c. one of the middle floors

Answer: a

4. Why?

a. Immigrants were afraid of heights.
b. It was the most convenient, because tenements originally had no running water or elevators.
c. The first floor units were the nicest.
d. They were coolest in the Summer.
e. They were the easiest to evacuate in case of fire.

Answer: b (but d. and e. were also true)

Wednesday, July 1, 2009

"Bracketing," explained

The Goldilocks Approach to Appraisals

Just like Goldilocks preferred the porridge that was neither too hot nor too cold, appraisers like to see a home that prices in the middle of its peer group.

In appraiser lingo, such a home is said to "bracket."

In plain English, that means it's priced more than a slightly inferior home, and less than a slightly superior home.

For purposes of doing a Comparative Market Analysis ("CMA"), the subject home's peer group typically consists of the three, most similar closed sales, ideally no further back than six months. Depending on the part of town and activity, sometimes three months is now considered the max.

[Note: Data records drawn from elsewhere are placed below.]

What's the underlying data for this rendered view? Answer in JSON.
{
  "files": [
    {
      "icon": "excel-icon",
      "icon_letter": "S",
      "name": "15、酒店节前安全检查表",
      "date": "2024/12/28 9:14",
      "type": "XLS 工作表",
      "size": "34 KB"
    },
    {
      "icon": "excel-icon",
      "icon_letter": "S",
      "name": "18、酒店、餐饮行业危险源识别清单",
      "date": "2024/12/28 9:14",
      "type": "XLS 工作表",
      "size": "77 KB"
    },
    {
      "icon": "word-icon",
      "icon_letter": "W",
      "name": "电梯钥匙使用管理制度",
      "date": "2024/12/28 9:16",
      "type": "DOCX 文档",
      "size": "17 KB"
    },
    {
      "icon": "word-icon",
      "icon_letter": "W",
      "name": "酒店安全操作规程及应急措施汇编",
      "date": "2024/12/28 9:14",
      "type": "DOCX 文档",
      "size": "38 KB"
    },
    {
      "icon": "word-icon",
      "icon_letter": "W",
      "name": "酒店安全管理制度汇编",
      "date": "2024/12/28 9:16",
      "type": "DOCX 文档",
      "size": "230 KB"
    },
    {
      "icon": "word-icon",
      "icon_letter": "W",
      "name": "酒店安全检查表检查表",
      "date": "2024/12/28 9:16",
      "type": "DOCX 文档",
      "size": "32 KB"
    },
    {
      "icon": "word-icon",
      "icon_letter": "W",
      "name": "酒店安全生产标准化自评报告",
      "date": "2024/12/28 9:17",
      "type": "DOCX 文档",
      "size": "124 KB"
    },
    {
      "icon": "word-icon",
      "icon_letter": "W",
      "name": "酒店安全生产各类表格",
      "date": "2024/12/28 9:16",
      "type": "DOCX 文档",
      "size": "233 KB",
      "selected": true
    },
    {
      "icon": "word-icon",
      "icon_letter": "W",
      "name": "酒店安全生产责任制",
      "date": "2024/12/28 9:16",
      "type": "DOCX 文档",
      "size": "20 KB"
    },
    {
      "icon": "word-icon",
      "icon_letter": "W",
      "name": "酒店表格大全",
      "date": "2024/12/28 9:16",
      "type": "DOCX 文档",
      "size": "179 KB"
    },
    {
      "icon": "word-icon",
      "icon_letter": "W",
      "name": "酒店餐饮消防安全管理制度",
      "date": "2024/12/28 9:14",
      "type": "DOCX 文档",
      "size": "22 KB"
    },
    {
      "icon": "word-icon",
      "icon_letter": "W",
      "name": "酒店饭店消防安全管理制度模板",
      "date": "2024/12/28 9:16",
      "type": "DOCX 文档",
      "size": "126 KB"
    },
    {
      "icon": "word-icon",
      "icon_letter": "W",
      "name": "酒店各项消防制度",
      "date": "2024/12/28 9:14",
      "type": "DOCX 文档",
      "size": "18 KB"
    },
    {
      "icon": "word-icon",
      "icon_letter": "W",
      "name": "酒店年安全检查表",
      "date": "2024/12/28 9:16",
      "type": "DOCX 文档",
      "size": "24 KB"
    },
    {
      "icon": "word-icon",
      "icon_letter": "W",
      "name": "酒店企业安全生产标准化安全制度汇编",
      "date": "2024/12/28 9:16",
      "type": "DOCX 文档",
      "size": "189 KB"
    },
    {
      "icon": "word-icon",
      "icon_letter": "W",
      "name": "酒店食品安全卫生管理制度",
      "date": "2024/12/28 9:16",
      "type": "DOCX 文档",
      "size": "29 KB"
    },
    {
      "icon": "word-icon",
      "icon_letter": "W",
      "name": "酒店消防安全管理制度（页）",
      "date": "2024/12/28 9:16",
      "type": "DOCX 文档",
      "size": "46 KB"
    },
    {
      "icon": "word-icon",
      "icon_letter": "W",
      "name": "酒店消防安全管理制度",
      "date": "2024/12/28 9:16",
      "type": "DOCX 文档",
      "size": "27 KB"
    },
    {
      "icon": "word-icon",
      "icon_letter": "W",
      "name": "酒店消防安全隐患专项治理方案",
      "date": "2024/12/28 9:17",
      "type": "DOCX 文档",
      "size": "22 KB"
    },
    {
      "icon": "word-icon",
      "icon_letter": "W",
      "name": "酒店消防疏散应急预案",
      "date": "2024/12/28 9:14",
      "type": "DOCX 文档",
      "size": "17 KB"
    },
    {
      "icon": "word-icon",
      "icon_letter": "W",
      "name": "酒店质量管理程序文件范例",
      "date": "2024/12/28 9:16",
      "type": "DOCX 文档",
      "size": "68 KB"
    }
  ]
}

In fact, the subject home is supposed to "bracket" twice: before the comp's have been adjusted -- and after.

Adjustments are all the things that differentiate the comp from the subject home. It can be another bathroom, more (or less) finished square feet, a new Kitchen, better (or worse) condition.

Regardless, if the subject home doesn't "bracket" a second time, after the comp's have been adjusted . . the deal can be in trouble.